New Model for Predicting the Trajectory of New and Existing ProductsPublished: March 12, 2008 in Knowledge@Emory
When it comes to analyzing and predicting the market penetration of new products, the Bass model has long been considered the standard benchmark. Professor Frank Bass introduced the Bass model in 1969 and wowed the economics and marketing worlds with a method that for the first time described the interaction between existing and potential users of a product and thus became the standard for predicting how new products would be adopted. Since then, hundreds of papers have sprung forth from Bass’s research.
Now Ashish Sood of Emory University’s Goizueta Business School, and Gareth James and Gerard J. Tellis of the Marshall School of Business, University of Southern California, have developed a worthy challenge to Bass and other similar benchmark models. They describe a novel approach in their paper “Functional Regression: A New Model for Predicting Market Penetration of New Products,” which will soon be published in Marketing Science.

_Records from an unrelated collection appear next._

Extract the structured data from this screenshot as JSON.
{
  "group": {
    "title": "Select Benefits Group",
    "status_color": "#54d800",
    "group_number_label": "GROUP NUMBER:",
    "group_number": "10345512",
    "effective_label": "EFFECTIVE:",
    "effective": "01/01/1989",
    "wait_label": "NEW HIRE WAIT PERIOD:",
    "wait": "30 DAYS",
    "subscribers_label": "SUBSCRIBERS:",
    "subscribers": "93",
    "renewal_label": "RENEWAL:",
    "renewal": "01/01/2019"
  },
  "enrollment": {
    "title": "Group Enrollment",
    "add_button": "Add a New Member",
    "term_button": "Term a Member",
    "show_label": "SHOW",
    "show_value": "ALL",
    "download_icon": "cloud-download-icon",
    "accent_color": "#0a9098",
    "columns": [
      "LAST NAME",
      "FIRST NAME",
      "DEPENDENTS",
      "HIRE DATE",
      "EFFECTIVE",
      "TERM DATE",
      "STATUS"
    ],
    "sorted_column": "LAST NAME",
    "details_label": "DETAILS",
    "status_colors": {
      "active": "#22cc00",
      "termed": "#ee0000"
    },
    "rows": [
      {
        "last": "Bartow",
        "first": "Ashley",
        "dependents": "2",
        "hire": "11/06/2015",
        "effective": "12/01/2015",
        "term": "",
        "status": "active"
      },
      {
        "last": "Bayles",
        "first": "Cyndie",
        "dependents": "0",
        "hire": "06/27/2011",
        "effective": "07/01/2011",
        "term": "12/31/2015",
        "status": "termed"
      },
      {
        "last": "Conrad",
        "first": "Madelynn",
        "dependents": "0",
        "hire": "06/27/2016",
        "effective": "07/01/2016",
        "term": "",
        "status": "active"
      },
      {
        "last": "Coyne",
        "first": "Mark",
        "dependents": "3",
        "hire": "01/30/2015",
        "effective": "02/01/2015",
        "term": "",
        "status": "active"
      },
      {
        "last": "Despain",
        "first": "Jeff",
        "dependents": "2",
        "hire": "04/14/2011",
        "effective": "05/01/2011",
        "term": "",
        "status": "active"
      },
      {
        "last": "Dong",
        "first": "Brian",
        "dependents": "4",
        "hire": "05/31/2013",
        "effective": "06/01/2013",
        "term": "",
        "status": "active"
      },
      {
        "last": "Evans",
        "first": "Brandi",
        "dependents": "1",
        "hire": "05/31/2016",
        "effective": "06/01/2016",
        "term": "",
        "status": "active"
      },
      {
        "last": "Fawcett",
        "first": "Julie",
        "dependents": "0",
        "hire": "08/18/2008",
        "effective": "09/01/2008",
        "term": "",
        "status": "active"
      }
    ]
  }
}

This research addresses a fundamental concern of managers everywhere: how fast consumers will adopt the new products that companies introduce. This question has become increasingly critical as firms launch new products at a faster rate into a global environment that has sped up the lifecycle of new products, from introduction to obsolescence. “Firms invest a lot of money in developing new products,” explains Sood, an assistant professor of marketing who has spent many years researching new technologies and the market returns to firms when they invest in innovation, “and a better prediction about the diffusion of products in the early years after introduction can help them in managing resources.”
Managers could traditionally look to the Bass model for guidance, however; the Bass model has one key limitation: it only uses information about the particular product in question. The authors’ functional regression model instead integrates information about different countries, different markets and different products to predict several things, including the future penetration of a product or the years to take off. Tellis explains: “While prior models have focused on fitting to past data, our model focuses on predicting future events, even when little or no information about a target category is available.”
Sood and his coauthors demonstrate the effectiveness of their model across diverse markets, including household white goods (e.g., air conditioners, dishwashers etc.), computers and communications (e.g., Internet PC, fax etc.) and entertainment and lifestyle (e.g., satellite TV, videogame consoles etc.), and examine market penetration of 760 categories drawn from 21 products and 70 countries. The regression model considers one product and country as a single category, which means the diffusion of a DVD player in France is different from that of a DVD player in the United Kingdom. “In scope, this study far exceeds the sample that has been used in past studies,” notes Sood. “The data include both developed and developing countries from Europe, Asia, Africa, Australasia, and North and South America. Yet the approach achieves our goals in a computationally efficient and substantively instructive manner.”
Functional Data Analysis (FDA) techniques assist in the model’s far-reaching predictive powers. FDA, an emerging field in statistics, treats the diffusion data as a complete function on a curve or a unit of observation, rather than separate data points and therefore integrates information across categories. “Our method can be used to make more accurate predictions of the future trajectory for both existing products as well as new products with only a few years of observations,” notes Sood. James adds: “The essential logic of integrating information across categories, which is the foundation of functional data analysis, provides superior prediction for an evolving new product like the iPhone.”
Sood and his coauthors compare their functional regression model’s predictive performance with five other models. They demonstrate how information about the historical evolution of new products in other categories and countries can be integrated to predict the evolution of penetration of a new product. In addition to determining the superior effectiveness of their model and the use of FDA, they also conclude that an evolving product category can be best predicted by integrating information from past penetration of that category, past penetration of other categories, and knowledge of the product to which it belongs, via the framework of functional regression.
For example, distinct clusters of the growth patterns for the twenty-one different products in the sample suggest that internet-compatible personal computers have almost uniformly rapid takeoff in most markets whereas DVD players have a slow initial growth with much more rapid expansion in later years. Thus, these techniques can be used easily by managers trying to introduce new products in foreign markets without the need of a lot of market research data.The authors are already hard at work on an even more functional regression model, broadening it in ways that will help managers better control future penetration levels of new products. “We are working on a paper that extends this model by including more variables that managers would be interested in,” notes Sood. “For example, what happens if I change the price or increase the advertising or I introduce two complementary products at the same time?” In the world of market penetration prediction, Sood and his coauthors are striving for a model that becomes the gold standard.